Find resources for funders on the topic of aging.
Connecticut - Growing Older is an overview of key issues facing a population that is aging contains recommendations for how the grantmaking communities can engage. The overview is a product of the Connecticut Council for Philanthropy's EngAGEment work with the national affinity group, Grantmakers in Aging. Connecticut - Growing Older was prepared by Debrorah Stein, CCP's Consultant in Aging Issues.
As Connecticut's populations ages, a majority of residents desire and expect to remain in their homes and communities. Creating Communities for a Lifetime is an overview for municipal leaders offers information about how they can help to foster continued quality of life as residents grow older.

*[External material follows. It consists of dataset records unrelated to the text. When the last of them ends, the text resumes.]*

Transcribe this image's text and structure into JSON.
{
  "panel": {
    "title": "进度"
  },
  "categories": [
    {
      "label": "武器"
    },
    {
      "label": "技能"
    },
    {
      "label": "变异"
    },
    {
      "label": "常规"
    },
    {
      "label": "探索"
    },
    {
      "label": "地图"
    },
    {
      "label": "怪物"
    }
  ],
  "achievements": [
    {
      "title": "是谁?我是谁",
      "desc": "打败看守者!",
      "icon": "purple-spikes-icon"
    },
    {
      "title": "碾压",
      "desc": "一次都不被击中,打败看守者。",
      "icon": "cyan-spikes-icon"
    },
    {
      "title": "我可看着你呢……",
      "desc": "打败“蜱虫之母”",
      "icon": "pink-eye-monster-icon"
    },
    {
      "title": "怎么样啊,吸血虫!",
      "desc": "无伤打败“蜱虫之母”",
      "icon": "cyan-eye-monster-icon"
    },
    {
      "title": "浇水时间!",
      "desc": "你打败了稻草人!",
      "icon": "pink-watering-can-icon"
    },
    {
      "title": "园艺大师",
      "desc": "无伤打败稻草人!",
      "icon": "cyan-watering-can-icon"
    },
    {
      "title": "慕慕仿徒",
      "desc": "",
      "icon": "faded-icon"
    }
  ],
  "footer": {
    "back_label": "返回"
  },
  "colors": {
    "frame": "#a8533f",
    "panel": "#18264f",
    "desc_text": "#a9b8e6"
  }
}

Connecticut Commission on Women, Children, and Seniors (CWCS) is a non-partisan arm of the Connecticut General Assembly. As staff to the legislature, the CWCS researches best practices, coordinates stakeholders, and promotes public policies that are in the best interest of Connecticut’s underserved and underrepresented women, children and older adults.
Access links to the monthly publication from Grantmakers in Aging, Aging Matters. This newsletter provides information about key research and publications on aging, and offers important aging webinars and a calendar of events.
Tufts Health Plan Foundation's introductory one-hour webinar can help community leaders learn how to reframe conversations about aging to advance their work.
Connecticut’s Legislative Commission on Aging has produced their second annual report to the Connecticut General Assembly on their livable communities initiative. Connecticut’s population is aging, and that demographic transformation is both dramatic and permanent. Recognizing a growing urgency to plan for changing Connecticut communities, the Connecticut General Assembly empowered Connecticut’s Legislative Commission on Aging to spearhead a livable communities initiative. Livable communities are places that foster independence and support residents across the lifespan.
In 2013, about 40 million family caregivers in the United States provided an estimated 37 billion hours of care to an adult with limitations in daily activities. The estimated economic value of their unpaid contributions was approximately $470 billion in 2013, up from an estimated $450 billion in 2009.
With the state's population age 65+ projected to grow rapidly in the coming years, members of the Council's Funders in Aging Affinity Group have engaged in various initiatives to support this population segment. Find information on PA 14-217 and the CT Home Care Rate Study Analysis Summary.
The U.S. Census Bureau's report provides the latest, comprehensive look at the nation's population aged 65 and older, comprising 40.3 million in 2010.